On World AIDS Day, we raise a red ribbon to remember how far we’ve come, the work that’s left, and those devastated by this disease, particularly the LGBTQI+ folks and people of color who endured the brunt of this epidemic instead of being seen.— President Biden (@POTUS) December 1, 2022
Let’s finish this fight. pic.twitter.com/AIrd7snRB2
On November 30, President Biden issued a proclamation on World AIDS Day 2022. He spoke about both the global and national HIV epidemic, listing challenges and successes. Below is an excerpt:
It was long hard to imagine, but today, we are within striking distance of eliminating HIV transmission worldwide. Thanks to the incredible dedication of scientists, activists, health care workers, caregivers and so many others, we have made enormous progress preventing, detecting, and treating HIV; reducing case counts and AIDS-related deaths; and freeing millions of people to enjoy long, healthy lives. Still, not everyone has equal access to that care. And for the more than 38 million people around the world now living with HIV—especially members of the LGBTQI+ community, communities of color, women, and girls—a diagnosis is still life-altering. We can do better.
When I became President, we reestablished the White House Office of National AIDS Policy and released a roadmap to accelerate efforts to end the HIV epidemic in the United States by 2030. Federal agencies have committed to nearly 400 related actions, working with stakeholders across the country to make the latest advances in HIV prevention, diagnosis, and treatment available to everyone. I have asked the Congress for $850 million to increase the use of preexposure prophylaxis (PrEP), expand treatment, and fight the stigma that stops many people from getting care. We are working to remove barriers to employment, with our Armed Forces, for example, ending blanket restrictions on HIV-positive service members being deployed or commissioned. And we are calling on States to repeal or reform so-called HIV criminalization laws, which wrongly punish people for exposing others to HIV. These outdated laws have no basis in science, and they serve to discourage testing and further marginalize HIV-positive people….
We still have a hard road ahead, especially in addressing racial and gender gaps in our health systems, which have long driven inequitable HIV outcomes at home and abroad. But as we today honor the 700,000 Americans and 40 million lives lost worldwide to AIDS-related illnesses over the years, we have new hope in our hearts. We finally have the scientific understanding, treatments, and tools to build an AIDS-free future where everyone—no matter who they are, where they come from, or whom they love—can get the care and respect they deserve.
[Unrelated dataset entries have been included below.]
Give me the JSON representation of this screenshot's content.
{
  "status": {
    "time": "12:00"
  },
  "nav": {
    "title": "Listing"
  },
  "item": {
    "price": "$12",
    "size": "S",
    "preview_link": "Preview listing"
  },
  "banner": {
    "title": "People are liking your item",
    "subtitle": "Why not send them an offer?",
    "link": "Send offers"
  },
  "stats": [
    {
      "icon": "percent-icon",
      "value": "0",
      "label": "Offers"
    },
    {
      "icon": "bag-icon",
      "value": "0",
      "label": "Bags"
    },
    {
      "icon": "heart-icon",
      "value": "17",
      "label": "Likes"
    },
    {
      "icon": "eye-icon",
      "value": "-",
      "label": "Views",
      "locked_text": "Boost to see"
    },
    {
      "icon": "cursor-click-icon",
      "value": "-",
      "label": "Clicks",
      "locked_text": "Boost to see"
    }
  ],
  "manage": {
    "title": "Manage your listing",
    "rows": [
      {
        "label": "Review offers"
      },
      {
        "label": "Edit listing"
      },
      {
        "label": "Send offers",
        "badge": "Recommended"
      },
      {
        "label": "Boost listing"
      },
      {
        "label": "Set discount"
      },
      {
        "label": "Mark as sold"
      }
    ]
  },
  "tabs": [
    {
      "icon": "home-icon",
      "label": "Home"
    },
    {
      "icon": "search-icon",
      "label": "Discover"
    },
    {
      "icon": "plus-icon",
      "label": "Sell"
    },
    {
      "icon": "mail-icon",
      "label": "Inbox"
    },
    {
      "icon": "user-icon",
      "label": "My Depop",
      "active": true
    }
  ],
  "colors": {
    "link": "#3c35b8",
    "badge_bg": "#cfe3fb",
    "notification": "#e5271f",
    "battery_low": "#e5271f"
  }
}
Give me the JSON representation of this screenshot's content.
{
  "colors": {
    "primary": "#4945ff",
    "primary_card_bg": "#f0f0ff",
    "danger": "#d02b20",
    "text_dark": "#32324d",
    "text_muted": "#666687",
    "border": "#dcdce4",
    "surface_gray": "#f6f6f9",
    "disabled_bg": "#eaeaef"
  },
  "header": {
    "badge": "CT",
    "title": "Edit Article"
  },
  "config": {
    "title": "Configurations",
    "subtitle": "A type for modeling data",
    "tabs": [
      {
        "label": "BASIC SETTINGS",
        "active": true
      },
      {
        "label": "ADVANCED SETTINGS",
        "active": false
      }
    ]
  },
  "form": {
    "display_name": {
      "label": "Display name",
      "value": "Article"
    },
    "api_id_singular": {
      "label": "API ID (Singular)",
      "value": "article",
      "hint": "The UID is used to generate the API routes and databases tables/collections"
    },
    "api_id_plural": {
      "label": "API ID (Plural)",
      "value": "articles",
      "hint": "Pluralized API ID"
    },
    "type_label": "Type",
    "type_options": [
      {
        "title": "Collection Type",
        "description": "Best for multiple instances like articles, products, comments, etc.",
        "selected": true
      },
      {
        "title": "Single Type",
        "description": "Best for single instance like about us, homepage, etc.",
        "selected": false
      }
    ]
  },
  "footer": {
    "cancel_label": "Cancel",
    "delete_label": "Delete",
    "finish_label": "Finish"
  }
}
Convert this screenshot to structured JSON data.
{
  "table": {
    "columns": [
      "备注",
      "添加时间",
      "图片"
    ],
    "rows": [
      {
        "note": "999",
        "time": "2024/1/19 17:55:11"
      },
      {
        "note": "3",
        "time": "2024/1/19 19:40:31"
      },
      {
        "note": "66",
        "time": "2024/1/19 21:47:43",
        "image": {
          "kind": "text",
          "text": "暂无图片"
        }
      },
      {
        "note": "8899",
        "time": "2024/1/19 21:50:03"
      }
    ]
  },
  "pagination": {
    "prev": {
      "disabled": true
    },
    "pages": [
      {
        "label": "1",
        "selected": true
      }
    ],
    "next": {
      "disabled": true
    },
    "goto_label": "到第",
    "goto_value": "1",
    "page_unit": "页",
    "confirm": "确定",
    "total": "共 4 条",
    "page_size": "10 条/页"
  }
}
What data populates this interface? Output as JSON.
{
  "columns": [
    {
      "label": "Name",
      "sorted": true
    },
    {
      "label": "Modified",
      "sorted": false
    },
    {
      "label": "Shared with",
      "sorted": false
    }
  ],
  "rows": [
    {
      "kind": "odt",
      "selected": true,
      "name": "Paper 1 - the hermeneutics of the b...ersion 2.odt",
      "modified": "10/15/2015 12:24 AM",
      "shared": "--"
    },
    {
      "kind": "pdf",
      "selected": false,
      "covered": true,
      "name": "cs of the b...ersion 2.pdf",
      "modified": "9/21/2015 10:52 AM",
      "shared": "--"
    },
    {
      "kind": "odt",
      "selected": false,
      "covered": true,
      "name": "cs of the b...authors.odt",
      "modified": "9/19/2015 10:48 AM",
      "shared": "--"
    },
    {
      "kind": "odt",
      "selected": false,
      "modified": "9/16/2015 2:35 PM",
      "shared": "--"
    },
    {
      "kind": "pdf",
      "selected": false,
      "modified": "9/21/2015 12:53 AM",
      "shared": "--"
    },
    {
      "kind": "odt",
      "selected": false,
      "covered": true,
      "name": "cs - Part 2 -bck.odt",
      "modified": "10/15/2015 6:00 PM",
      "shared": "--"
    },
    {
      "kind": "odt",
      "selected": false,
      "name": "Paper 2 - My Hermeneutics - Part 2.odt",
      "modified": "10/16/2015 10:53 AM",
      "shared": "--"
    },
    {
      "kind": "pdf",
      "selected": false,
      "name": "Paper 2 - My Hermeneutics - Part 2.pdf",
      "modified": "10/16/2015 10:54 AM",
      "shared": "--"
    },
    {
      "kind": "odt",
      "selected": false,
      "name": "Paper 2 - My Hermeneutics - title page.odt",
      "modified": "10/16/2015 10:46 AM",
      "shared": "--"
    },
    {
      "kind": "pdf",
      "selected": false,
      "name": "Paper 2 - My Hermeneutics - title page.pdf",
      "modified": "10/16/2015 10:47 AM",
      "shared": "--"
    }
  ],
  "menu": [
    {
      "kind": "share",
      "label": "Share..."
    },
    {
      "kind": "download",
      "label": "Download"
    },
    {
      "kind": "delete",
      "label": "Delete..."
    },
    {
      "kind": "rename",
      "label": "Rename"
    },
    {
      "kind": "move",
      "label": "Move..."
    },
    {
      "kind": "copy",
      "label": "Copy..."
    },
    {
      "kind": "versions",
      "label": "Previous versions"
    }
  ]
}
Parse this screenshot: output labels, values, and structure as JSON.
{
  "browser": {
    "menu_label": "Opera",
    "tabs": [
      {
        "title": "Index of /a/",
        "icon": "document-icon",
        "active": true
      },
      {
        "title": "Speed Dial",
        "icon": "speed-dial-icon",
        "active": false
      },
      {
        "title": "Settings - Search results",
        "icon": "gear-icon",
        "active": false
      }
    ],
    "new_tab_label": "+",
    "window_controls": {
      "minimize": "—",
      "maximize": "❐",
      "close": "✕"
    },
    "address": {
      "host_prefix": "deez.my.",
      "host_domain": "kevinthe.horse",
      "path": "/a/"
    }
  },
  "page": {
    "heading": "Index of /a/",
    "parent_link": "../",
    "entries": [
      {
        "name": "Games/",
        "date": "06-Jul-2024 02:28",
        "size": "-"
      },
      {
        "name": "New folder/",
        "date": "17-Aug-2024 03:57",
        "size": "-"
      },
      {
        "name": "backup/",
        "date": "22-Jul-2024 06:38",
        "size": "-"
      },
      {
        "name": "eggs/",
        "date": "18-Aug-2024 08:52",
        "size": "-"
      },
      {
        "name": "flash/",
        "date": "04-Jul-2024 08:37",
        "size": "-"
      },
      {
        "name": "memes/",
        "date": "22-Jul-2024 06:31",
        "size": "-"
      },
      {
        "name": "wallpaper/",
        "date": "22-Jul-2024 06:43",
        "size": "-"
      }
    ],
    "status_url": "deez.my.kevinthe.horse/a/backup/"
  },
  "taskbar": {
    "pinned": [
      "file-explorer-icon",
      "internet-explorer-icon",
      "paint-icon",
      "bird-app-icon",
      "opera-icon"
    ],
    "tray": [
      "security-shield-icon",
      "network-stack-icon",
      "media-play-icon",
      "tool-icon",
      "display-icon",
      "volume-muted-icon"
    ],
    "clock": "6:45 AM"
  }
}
Finally, below is a message from the director-general of the World Health Organization Tedros Adhanom Ghebreyesus, who calls for global solidarity and bold leadership so that everyone receives the care they need.